TASK BRIEF:
Your copy should repeat each record below exactly and contain no images.

AVAILABLE RECORDS:

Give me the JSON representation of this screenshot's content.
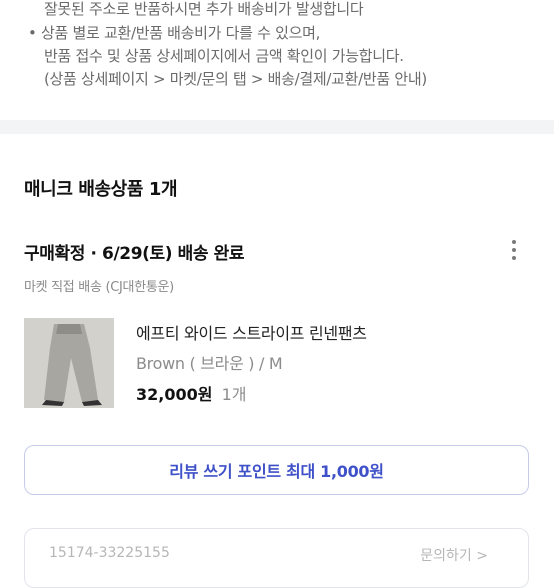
{
  "notice": {
    "lines": [
      "잘못된 주소로 반품하시면 추가 배송비가 발생합니다",
      "• 상품 별로 교환/반품 배송비가 다를 수 있으며,",
      "반품 접수 및 상품 상세페이지에서 금액 확인이 가능합니다.",
      "(상품 상세페이지 > 마켓/문의 탭 > 배송/결제/교환/반품 안내)"
    ]
  },
  "shipment": {
    "title": "매니크 배송상품 1개",
    "status": "구매확정 · 6/29(토) 배송 완료",
    "carrier": "마켓 직접 배송 (CJ대한통운)",
    "more_icon": "more-vertical-icon"
  },
  "product": {
    "name": "에프티 와이드 스트라이프 린넨팬츠",
    "option": "Brown ( 브라운 ) / M",
    "price": "32,000원",
    "quantity": "1개",
    "thumbnail_color": "#cfcdc8"
  },
  "review_button": {
    "label": "리뷰 쓰기 포인트 최대 1,000원",
    "accent": "#3f51c9"
  },
  "next_card": {
    "order_no": "15174-33225155",
    "inquiry": "문의하기 >"
  }
}
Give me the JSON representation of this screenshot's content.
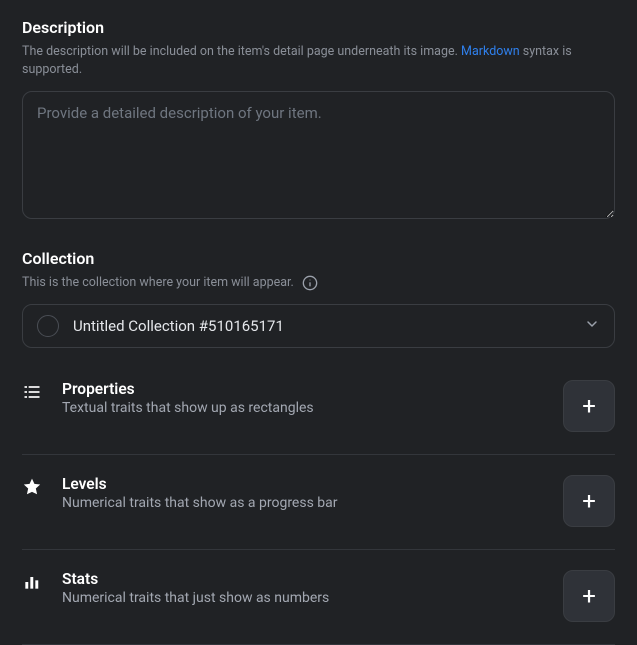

RESPONSE FOR THIS EXERCISE:
Give me the JSON representation of this screenshot's content.
{
  "notice": {
    "lines": [
      "잘못된 주소로 반품하시면 추가 배송비가 발생합니다",
      "• 상품 별로 교환/반품 배송비가 다를 수 있으며,",
      "반품 접수 및 상품 상세페이지에서 금액 확인이 가능합니다.",
      "(상품 상세페이지 > 마켓/문의 탭 > 배송/결제/교환/반품 안내)"
    ]
  },
  "shipment": {
    "title": "매니크 배송상품 1개",
    "status": "구매확정 · 6/29(토) 배송 완료",
    "carrier": "마켓 직접 배송 (CJ대한통운)",
    "more_icon": "more-vertical-icon"
  },
  "product": {
    "name": "에프티 와이드 스트라이프 린넨팬츠",
    "option": "Brown ( 브라운 ) / M",
    "price": "32,000원",
    "quantity": "1개",
    "thumbnail_color": "#cfcdc8"
  },
  "review_button": {
    "label": "리뷰 쓰기 포인트 최대 1,000원",
    "accent": "#3f51c9"
  },
  "next_card": {
    "order_no": "15174-33225155",
    "inquiry": "문의하기 >"
  }
}
Give me the JSON representation of this screenshot's content.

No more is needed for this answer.